Vic Govt fails to consult over proposed new ‘inhumane’ TAC laws
17 October 2013
Media Contact - Amanda Tattam
The Napthine Government wants to rush through two separate Bills which will strip away the legal rights of Victorian road trauma victims - in particular those who suffer psychological injury after a collision.
Leading road trauma specialist John Voyage, Maurice Blackburn principal said changes to TAC laws would reduce access to justice for all road trauma victims.
There has been no consultation with those who assist road trauma victims during the drafting of the Transport Accident Amendment Bill 2013 and the Transport Accident Amendment Further Amendment Bill 2013 which are still before State Parliament.
"These two new Bills are the biggest assault on road trauma victims for more than 20 years. Anyone with a mental illness caused by road trauma will be denied many legal rights if they want to appeal a TAC decision, and many will be disenfranchised from receiving compensation for accident-related injury. Further, one Bill proposes many reductions of rights, and reversing of decisions of the Victorian Supreme Court. This is inhumane. Plus it is, again, an attack on the Doctrine of Separation of Powers."
"As a community we are making significant in-roads towards recognising and getting early treatment for people with mental health problems.

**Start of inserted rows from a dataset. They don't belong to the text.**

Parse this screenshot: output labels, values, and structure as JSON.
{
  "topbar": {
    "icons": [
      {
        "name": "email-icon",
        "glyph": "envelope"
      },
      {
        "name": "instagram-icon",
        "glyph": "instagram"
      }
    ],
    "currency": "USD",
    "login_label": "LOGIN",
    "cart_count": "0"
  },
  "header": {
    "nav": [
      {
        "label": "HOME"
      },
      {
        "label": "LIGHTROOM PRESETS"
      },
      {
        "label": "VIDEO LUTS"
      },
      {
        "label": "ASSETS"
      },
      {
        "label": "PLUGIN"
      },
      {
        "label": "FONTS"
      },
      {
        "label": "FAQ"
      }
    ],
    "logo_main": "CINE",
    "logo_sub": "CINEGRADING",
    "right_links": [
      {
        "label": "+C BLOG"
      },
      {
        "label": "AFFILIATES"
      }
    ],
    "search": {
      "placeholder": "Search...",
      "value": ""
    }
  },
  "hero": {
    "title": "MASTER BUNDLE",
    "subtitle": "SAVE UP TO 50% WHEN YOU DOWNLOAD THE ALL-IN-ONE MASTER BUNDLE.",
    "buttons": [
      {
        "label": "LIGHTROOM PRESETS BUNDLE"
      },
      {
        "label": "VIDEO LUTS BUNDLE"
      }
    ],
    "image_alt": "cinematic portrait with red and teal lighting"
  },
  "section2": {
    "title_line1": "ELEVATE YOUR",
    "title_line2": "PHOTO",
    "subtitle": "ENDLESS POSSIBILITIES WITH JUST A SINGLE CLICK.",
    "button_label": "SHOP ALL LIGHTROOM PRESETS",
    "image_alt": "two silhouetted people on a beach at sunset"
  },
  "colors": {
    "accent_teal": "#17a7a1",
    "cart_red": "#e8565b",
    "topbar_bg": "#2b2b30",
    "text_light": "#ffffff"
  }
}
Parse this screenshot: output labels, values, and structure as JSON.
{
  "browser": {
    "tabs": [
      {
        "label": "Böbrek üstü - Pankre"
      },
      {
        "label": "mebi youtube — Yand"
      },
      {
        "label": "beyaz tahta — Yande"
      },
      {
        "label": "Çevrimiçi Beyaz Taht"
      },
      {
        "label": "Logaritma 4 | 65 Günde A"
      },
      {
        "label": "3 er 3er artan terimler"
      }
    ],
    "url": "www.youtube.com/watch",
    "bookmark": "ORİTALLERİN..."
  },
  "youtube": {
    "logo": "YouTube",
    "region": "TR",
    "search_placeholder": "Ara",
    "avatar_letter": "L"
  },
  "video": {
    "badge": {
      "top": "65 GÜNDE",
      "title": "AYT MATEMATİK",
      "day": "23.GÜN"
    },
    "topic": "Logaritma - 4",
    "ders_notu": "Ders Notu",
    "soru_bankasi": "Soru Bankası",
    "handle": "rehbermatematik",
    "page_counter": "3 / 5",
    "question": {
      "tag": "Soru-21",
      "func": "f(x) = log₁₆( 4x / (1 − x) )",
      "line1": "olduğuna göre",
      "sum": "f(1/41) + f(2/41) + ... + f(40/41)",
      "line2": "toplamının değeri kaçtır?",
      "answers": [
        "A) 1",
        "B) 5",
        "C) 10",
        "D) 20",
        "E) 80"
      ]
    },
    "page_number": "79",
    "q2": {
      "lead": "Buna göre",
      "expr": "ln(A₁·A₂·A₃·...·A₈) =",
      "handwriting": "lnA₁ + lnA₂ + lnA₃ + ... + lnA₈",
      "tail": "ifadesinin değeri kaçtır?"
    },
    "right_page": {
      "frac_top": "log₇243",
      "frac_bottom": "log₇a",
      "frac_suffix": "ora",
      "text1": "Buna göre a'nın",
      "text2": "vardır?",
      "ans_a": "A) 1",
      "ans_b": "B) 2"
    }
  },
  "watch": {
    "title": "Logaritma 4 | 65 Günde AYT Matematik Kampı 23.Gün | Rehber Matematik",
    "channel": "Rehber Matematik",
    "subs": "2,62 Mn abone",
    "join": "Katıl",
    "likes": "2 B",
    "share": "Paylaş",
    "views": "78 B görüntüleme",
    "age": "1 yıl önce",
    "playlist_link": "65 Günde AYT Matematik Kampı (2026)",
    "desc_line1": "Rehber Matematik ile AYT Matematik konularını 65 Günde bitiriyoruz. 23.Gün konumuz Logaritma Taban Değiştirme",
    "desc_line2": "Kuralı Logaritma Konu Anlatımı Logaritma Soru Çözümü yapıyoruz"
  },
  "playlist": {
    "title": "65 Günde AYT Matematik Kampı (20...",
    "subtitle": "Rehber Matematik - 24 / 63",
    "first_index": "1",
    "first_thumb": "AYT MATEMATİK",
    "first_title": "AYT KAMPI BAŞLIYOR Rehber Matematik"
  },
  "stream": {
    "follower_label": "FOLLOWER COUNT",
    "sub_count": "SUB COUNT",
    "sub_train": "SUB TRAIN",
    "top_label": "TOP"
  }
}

Road trauma can be a significant contributor to poor mental health and this move by the State Government makes no sense from an economic point of view. The TAC is running at a profit such as $973million for FY12/13* and is delivering hundreds of millions of dollars dividend to the government so the reasons for changes to the laws protecting road trauma victims are baffling and quite heartless," said Mr Voyage.
Many of the changes are administrative making it harder to challenge TAC decisions but some of the changes relate to limiting the rights of people who have suffered a severe psychological injury when involved in a collision or seeing a serious transport accident (that usually involves a loved one). Mr Voyage said the reforms have been triggered by some prominent, but one-off cases where the TAC has not liked the outcome of a case, for example when judgements have been made awarding damages to relatives who have experienced psychological injury when a loved one dies after a transport accident.
The proposed laws also limit the powers of the Supreme Court in TAC matters in order to make it harder for people to challenge the TAC.
Other parts of the proposed new laws are aimed a narrowing people's entitlements and invading their privacy with the TAC now demanding that injured people give the TAC authority to access their entire medical and other private records for the purposes of proving the severity of their injuries.
"The Government is saying that if people want to keep their lives private then they can withdraw from the scheme; but people have no choice, TAC is a compulsory government insurance scheme. And privacy is by its nature personal, it is the very reason that we all have curtains at home."
"We urge the State Government to rethink the consequences of these new laws so that road trauma victims are no worse off," said Mr Voyage.